I feel lost. What will I say to my family when they ask, "What did the doctor say? What do you have to do?" How will I answer when they ask, "Why did you pick that doctor? Why didn't you convey how worried you really are?"
I wonder how many other patients have left these rooms feeling empty, answerless, fearful.
It is frightening to chart your own way, to have to write your own plan when you're feeling so unsure, and no one else around you is sure.
And the stakes are high. My children are young. Who would smooth the roughness off my beloved, spiky oldest son if I were not here?
Suddenly I recall that I've encountered this situation once before, many years ago. Heavily pregnant with my third child, and wanting my midwife to deliver this baby at home as she had so gently done my other two, I slammed up against a specialist doctor's deafness. His consultations had no silences in which I could voice my uncertainties. I felt disappointed with that doctor--for not meeting me where I needed to be met--but also with myself for being too polite to break through his words and speak my thoughts.
Now that the memory returns, I also remember my solution. In the last month of my pregnancy, I found a listening doctor--a generalist who left silences in the conversation, who invited my story with curious eyes and who respected my relationship with my midwife. And, ultimately, I experienced a beautiful childbirth.
Now I need another such doctor who'll help me find answers about this mysterious, persistent pain.
The next day, I phone an old colleague and mentor.
"Come straight over after you finish work," he says. "I'll see you today."
A feeling of trust wells up inside and warms me; the relief is indescribable.
Now I feel confident that no matter how ugly the road ahead, I'll have a doctor who will listen, one who will offer me a safety net.
And I know that I will have a plan.

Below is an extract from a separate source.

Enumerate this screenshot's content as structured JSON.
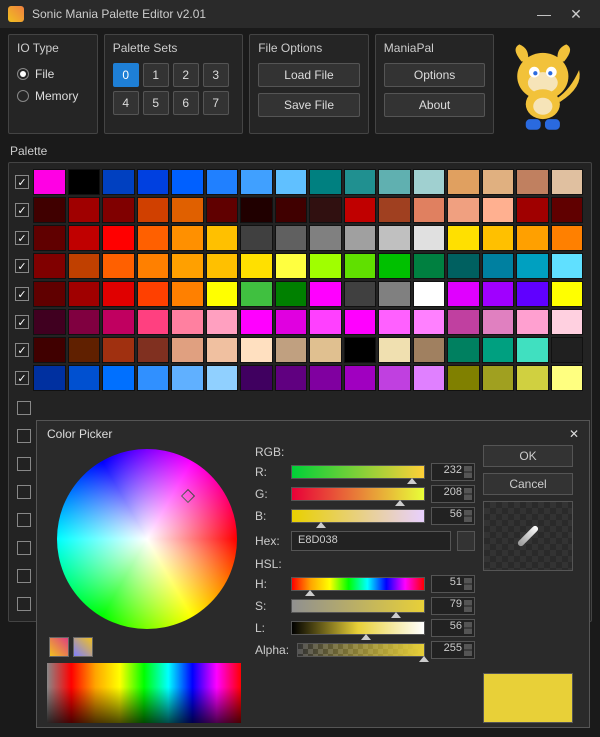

About the author:
Nicola Holmes is a general practitioner and medical educator in New South Wales, Australia. She currently works at Headspace, a community-based youth clinic focusing on early intervention for mental health problems in patients ages twelve to twenty-five years old. "I've always had an interest in writing, and it was rekindled by working in an Aboriginal Health Service program with patients who are such good storytellers. I find writing a way to debrief and let go of the tensions that work sometimes brings. I have three children and a wonderful Irish husband, and enjoy being out and about in nature. Regarding this story, I can't yet report a conclusion because I'm still on a medical roundabout, with a test scheduled for Wednesday."